Why am I not working, you ask? It’s because my story has entered a very important stage: beta reading. Beta reading was a foreign concept to me when I first started trying to write years ago. It wasn’t until I had a working draft of Origins and began researching what to do next that I came across the term. In a nutshell, beta readers are an author’s testers. They’re typically the first ones to read a completed manuscript and offer constructive feedback to the author.
Many authors find it difficult to find good, reliable beta readers. I had this part easy. For anyone who knows my history, you’ll know about the fancy high school I attended. For anyone who doesn’t, it’s called the Indiana Academy for Science, Mathematics, & Humanities, and it’s located on Ball State University’s campus. It’s a prestigious school, with incredibly high standards.
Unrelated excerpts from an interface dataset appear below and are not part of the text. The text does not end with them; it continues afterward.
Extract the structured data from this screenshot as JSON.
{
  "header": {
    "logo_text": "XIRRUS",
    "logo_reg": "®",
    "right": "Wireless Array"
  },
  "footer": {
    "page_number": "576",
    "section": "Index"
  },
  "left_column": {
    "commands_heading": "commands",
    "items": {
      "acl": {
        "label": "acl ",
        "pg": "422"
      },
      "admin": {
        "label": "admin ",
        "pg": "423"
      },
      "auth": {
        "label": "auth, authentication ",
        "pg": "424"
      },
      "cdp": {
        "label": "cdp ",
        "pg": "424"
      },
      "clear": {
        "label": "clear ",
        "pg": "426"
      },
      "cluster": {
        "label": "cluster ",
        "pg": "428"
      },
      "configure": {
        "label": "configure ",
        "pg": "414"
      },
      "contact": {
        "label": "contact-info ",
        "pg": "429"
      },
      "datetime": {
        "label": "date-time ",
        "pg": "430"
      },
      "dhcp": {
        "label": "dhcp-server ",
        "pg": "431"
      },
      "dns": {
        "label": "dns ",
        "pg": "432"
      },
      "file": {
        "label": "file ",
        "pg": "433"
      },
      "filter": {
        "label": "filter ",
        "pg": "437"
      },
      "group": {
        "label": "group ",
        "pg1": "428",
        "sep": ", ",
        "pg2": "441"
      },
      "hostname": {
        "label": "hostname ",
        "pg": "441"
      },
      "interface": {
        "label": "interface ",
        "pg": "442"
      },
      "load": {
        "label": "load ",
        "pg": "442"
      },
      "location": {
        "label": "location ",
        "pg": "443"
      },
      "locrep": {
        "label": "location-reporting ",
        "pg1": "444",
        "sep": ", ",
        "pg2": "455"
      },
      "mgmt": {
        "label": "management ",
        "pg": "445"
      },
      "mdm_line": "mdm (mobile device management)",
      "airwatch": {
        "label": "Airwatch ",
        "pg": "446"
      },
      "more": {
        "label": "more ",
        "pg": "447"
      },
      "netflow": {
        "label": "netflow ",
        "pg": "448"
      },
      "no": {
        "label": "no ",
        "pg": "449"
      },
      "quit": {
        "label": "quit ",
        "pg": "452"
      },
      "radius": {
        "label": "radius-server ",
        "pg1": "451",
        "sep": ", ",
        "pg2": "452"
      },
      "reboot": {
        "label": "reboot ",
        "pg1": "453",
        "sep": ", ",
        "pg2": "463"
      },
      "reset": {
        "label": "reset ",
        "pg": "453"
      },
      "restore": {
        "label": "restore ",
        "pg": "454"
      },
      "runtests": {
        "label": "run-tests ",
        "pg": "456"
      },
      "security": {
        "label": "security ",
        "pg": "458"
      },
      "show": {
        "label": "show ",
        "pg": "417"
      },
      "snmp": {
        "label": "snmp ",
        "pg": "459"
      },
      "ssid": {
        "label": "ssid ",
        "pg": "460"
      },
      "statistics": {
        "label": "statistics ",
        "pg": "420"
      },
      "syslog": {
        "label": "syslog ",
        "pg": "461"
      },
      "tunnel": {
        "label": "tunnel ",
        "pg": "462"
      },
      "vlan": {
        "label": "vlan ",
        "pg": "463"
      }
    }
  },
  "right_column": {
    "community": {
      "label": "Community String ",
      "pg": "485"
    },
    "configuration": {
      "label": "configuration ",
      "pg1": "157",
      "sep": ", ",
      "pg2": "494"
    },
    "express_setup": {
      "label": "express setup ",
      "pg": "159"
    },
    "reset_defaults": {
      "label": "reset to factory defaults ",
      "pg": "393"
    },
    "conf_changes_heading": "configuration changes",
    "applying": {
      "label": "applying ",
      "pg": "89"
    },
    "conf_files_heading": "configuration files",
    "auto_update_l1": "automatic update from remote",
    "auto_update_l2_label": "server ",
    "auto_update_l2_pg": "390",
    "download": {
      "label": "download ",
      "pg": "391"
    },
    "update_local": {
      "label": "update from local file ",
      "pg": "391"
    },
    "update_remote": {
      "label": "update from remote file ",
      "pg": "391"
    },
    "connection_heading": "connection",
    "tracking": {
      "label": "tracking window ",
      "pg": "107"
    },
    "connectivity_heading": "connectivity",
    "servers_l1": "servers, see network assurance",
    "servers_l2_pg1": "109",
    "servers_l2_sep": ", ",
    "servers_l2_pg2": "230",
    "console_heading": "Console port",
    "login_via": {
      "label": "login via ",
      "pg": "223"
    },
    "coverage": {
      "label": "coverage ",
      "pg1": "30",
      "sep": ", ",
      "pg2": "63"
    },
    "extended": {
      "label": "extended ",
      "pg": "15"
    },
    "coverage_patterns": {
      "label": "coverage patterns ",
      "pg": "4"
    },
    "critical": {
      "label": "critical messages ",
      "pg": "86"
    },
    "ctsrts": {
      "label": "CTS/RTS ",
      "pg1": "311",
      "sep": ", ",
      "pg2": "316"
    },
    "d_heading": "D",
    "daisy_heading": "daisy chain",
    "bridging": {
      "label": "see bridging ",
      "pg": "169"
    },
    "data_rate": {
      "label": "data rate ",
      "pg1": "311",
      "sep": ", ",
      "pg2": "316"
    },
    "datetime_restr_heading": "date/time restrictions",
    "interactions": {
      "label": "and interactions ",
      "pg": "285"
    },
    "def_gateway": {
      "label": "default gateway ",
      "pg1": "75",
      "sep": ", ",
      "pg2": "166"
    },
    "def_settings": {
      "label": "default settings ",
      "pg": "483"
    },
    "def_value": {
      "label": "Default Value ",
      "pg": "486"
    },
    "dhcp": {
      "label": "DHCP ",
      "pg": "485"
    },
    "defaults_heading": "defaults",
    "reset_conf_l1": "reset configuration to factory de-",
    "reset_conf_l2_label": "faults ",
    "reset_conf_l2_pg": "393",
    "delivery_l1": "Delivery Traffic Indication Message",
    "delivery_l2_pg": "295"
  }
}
I received a top-notch education there. So, when I needed beta readers, I knew exactly where to find them. I belong to the Academy’s alumni Facebook page, and that’s where I posted my request. I got more responses than I could handle. Two of them were from people I actually know, which was pretty awesome. I chose a handful of others based on their additional education, their interests, and how well I thought they could handle the project. They received the same education I did, so I knew they were up the challenge.
I started with 6, but ended up with only 4. During the process I lost 2, simply because they stopped responding to my messages and I never heard from them again. Their loss. My beta readers were everything I hoped for. They were perceptive, and concise, and found things in Origins I had no idea were there. I’m not going to lie. Receiving good feedback is tough. I read them all in one day, and spent the rest of the day crying and depressed. There were so many things I needed to fix. Plot holes, character behavior that made no sense, places of confusion that I understood but none of them did. I had read other authors’ accounts and thought I was prepared for how hard it would be, but I wasn’t.
Now it’s beta reading time again, this time for my young adult project. I hadn’t spoken to my beta readers in about 8 months, but when I sent out the emails, 3 out of 4 of them were eager to help me again. Those emails went out last friday, and they have a month to read my story and get their feedback to me. I’m nervous. As I’ve said, I’m not very good at editing myself. I’m counting on them to identify the problem areas that need to be ironed out before I begin approaching agents, which is a pretty tall order.
Until then, my time is my own. I’ve been finishing up the library books I had to renew and binging shows on Netflix, and it’s been really nice. There are a few small things I may work on between now and then, but I have a feeling I’ll have a hard time concentrating on anything new until the reading time is up.